The 1972 Platform seems to explicitly admit the state's authority to use coercion. Its Statement of Principles said "the sole function of government is the protection of the rights of each individual", and the Property Rights plank says we "oppose restrictions upon the use of property which do not have as their sole end the protection of valid rights." This clearly leaves room for non-opposition to property restrictions — like minimal taxation to finance the courts, police, and national defense — aimed at protecting rights. Where the Statement of Principles said we "oppose all government interference with private property", the examples it listed were just "confiscation, nationalization, and eminent domain" — noticeably excluding taxation. The only mention of force initiation in the SoP is "we support laws prohibiting the initiation of physical force against others" — language that doesn't necessarily say government should absolutely abstain from the minimal force initiation that might be needed to enforce such laws. "Eventual repeal of all taxation" was only mentioned in a plank titled "Long-Range Goals", and does not rule out the state maintaining a monopoly on retaliatory force (which itself could only be maintained using at least the threat of force initiation).
The SoP has always said that people "should not be forced to sacrifice their lives and property for the benefit of others." This suggests that the door was intentionally left open for taxation designed to finance essential benefits for the taxpayers themselves.
Against all this textual evidence, there is only a reference in the "Individual Rights and Civil Order" preamble to the "fundamental principle that no individual, group, or government may initiate force against any other individual, group, or government". This can be interpreted as stating a general-but-not-absolute principle, or as merely trying to state the absolute principle that civil order requires no force initiation between individuals or between governments.
The 1974 Dallas Accord change to the 1972 SoP does not substantially affect the above analysis.
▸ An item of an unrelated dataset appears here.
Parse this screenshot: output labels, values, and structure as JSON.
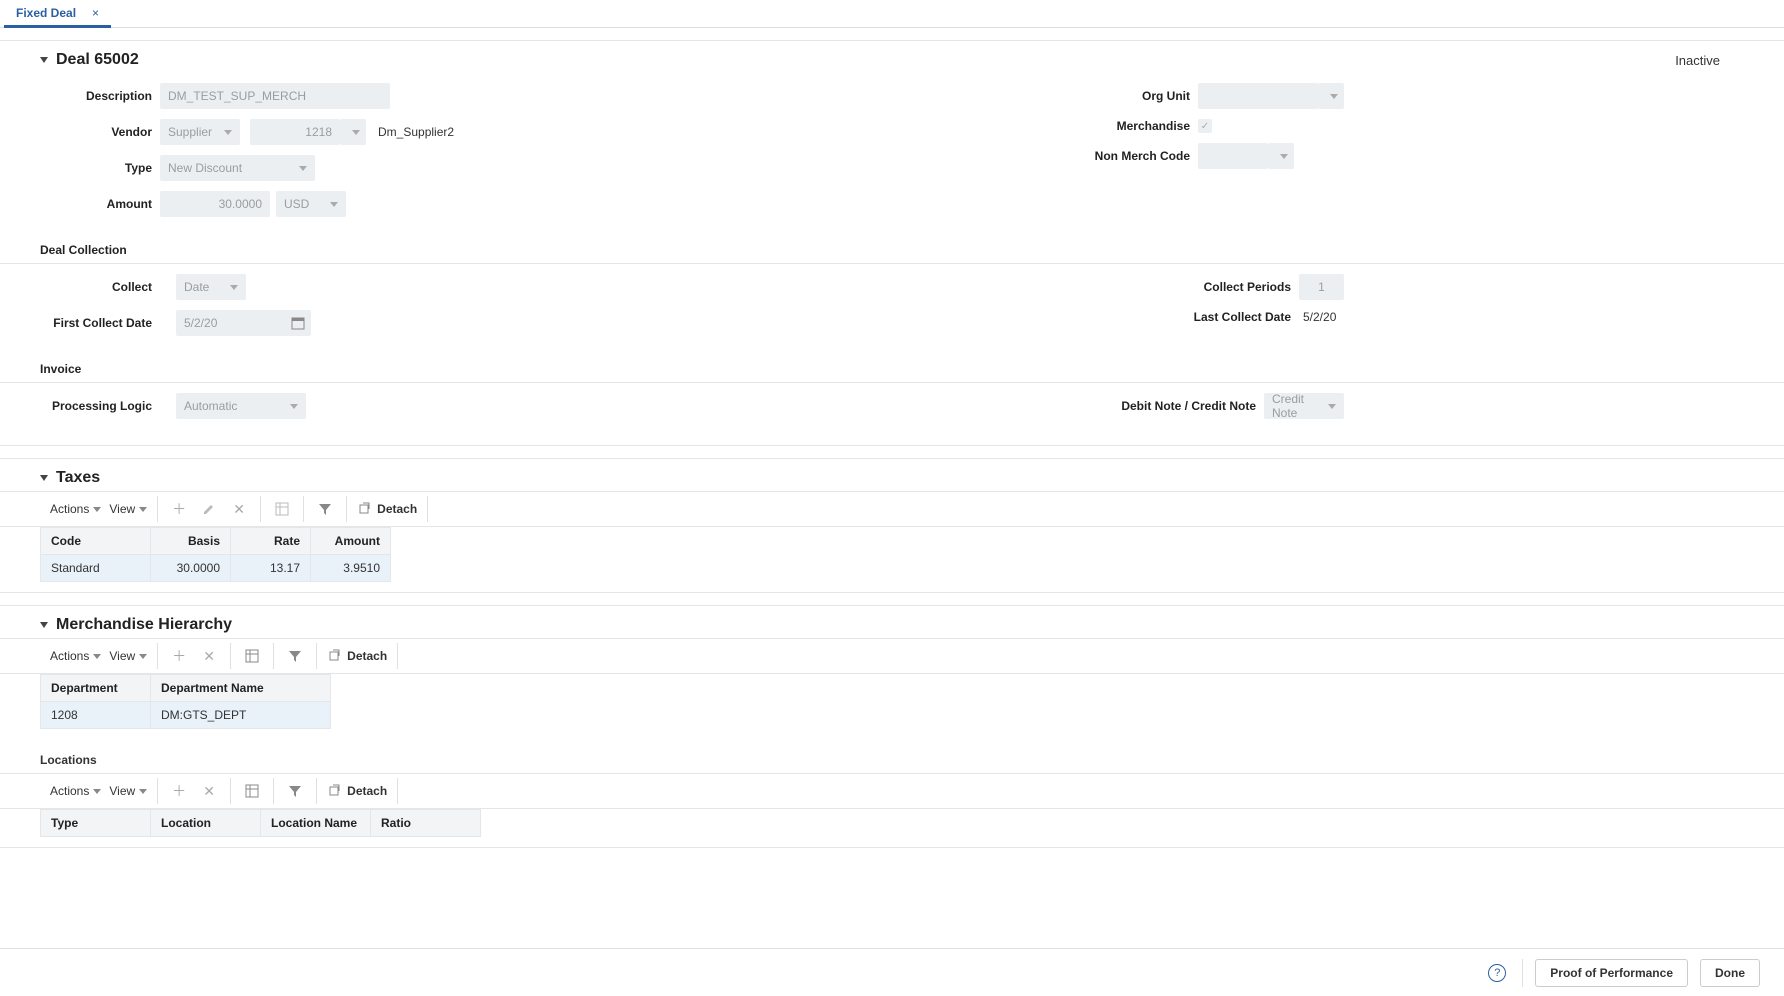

The primary change was from
the sole function of government is the protection of the rights of each individual […]
where governments exist, they must not violate the rights of any individual […]
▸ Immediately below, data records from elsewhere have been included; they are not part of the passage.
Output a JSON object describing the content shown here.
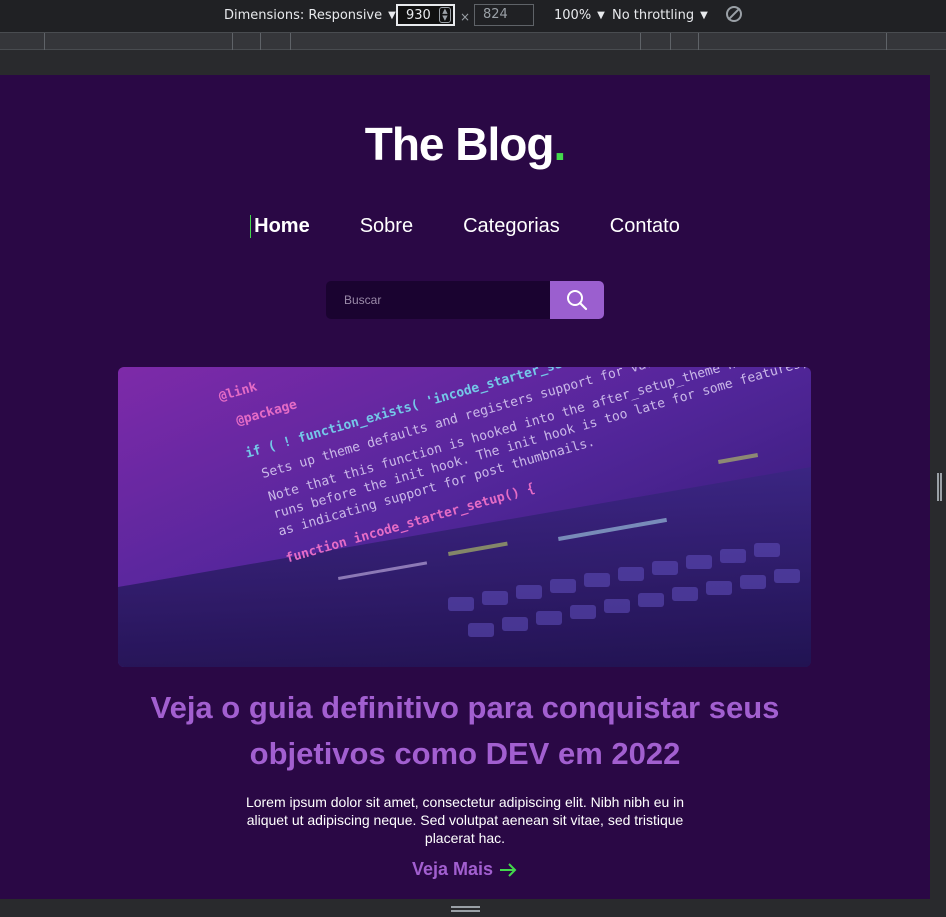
{
  "devtools": {
    "dimensions_label": "Dimensions: Responsive",
    "width_value": "930",
    "height_value": "824",
    "times_symbol": "×",
    "zoom_label": "100%",
    "throttling_label": "No throttling"
  },
  "site": {
    "logo_text": "The Blog",
    "logo_dot": ".",
    "colors": {
      "background": "#2a0845",
      "accent_green": "#43d94c",
      "accent_purple": "#a25fd0"
    },
    "nav": [
      {
        "label": "Home",
        "active": true
      },
      {
        "label": "Sobre"
      },
      {
        "label": "Categorias"
      },
      {
        "label": "Contato"
      }
    ],
    "search": {
      "placeholder": "Buscar",
      "icon": "search-icon"
    },
    "post": {
      "title": "Veja o guia definitivo para conquistar seus objetivos como DEV em 2022",
      "excerpt": "Lorem ipsum dolor sit amet, consectetur adipiscing elit. Nibh nibh eu in aliquet ut adipiscing neque. Sed volutpat aenean sit vitae, sed tristique placerat hac.",
      "read_more": "Veja Mais",
      "image_code_lines": [
        "@link",
        "@package",
        "if ( ! function_exists( 'incode_starter_setup' ) ) :",
        "Sets up theme defaults and registers support for various WordPress features.",
        "Note that this function is hooked into the after_setup_theme hook, which",
        "runs before the init hook. The init hook is too late for some features, such",
        "as indicating support for post thumbnails.",
        "function incode_starter_setup() {"
      ]
    }
  }
}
The subsequent statement of those rights remained unchanged. If those rights did not include in 1972 the absolute right to never to never suffer force initiation by government for any reason, then they don't include it now.